▶ [Task instructions]: Copy every line below that has the word "unit" in it.

(Record extracts Opens)

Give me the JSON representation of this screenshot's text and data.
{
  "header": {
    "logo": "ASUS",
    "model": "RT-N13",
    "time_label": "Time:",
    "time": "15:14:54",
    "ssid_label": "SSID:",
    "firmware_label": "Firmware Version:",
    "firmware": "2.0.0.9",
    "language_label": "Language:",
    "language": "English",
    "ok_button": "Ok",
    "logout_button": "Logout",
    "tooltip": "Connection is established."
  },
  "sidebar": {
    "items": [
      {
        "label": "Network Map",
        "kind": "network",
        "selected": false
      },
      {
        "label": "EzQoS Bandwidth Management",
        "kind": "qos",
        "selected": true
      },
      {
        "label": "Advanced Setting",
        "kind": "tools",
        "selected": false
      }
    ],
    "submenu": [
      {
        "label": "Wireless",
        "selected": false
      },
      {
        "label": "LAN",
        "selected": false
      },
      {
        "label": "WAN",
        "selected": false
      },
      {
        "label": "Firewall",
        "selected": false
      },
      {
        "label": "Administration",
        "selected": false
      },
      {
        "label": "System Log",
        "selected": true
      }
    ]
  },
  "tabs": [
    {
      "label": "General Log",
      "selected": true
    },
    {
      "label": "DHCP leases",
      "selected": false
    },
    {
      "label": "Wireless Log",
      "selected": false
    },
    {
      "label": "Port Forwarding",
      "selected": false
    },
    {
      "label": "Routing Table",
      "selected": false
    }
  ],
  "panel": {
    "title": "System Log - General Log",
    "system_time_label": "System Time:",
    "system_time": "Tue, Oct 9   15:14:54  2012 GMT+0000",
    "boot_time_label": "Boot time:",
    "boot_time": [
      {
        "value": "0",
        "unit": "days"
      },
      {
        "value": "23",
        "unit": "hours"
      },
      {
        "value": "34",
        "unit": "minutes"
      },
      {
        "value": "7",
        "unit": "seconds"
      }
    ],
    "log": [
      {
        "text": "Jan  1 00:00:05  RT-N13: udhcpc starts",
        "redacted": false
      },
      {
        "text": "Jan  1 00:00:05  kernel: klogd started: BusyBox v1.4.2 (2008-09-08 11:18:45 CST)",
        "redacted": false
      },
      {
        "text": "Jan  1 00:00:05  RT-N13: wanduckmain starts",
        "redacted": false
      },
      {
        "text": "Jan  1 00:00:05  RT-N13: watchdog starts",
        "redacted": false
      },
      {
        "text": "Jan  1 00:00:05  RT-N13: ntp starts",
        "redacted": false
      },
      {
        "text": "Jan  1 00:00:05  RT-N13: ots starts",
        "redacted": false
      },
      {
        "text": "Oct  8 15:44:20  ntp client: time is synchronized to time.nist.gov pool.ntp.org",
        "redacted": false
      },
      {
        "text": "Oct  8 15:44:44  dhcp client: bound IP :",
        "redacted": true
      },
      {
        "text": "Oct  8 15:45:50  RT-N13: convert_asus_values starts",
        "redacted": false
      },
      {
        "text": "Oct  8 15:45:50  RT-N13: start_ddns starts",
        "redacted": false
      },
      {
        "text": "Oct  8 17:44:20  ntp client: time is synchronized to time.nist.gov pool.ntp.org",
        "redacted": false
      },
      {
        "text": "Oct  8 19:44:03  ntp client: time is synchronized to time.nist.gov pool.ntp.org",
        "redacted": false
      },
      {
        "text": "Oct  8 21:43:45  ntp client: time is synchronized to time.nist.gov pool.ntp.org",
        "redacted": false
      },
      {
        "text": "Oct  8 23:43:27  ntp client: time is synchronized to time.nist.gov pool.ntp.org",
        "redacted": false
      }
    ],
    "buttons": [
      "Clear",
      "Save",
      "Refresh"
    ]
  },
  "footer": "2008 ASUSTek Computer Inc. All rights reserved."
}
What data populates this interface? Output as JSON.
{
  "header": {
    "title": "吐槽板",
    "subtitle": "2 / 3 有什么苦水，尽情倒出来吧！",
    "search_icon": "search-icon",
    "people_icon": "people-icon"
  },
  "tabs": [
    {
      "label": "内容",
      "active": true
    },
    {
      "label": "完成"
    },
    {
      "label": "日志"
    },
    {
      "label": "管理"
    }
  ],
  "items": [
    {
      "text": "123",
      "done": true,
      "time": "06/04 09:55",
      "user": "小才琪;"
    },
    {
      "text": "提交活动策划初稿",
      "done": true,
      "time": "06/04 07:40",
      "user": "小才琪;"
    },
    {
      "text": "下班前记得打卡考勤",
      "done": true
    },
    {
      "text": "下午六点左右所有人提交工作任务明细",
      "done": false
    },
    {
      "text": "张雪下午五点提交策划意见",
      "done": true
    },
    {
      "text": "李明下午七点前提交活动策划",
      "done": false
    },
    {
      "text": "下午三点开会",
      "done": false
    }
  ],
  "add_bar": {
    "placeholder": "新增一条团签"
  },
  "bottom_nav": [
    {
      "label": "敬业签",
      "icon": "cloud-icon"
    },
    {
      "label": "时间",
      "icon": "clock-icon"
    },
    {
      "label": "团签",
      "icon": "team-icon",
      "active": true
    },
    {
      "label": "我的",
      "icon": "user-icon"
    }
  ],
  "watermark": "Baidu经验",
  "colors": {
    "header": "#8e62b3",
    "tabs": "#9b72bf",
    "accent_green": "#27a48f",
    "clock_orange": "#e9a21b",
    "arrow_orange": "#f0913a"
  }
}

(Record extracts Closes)

▶ [Finished task]:
        "unit": "days"
        "unit": "hours"
        "unit": "minutes"
        "unit": "seconds"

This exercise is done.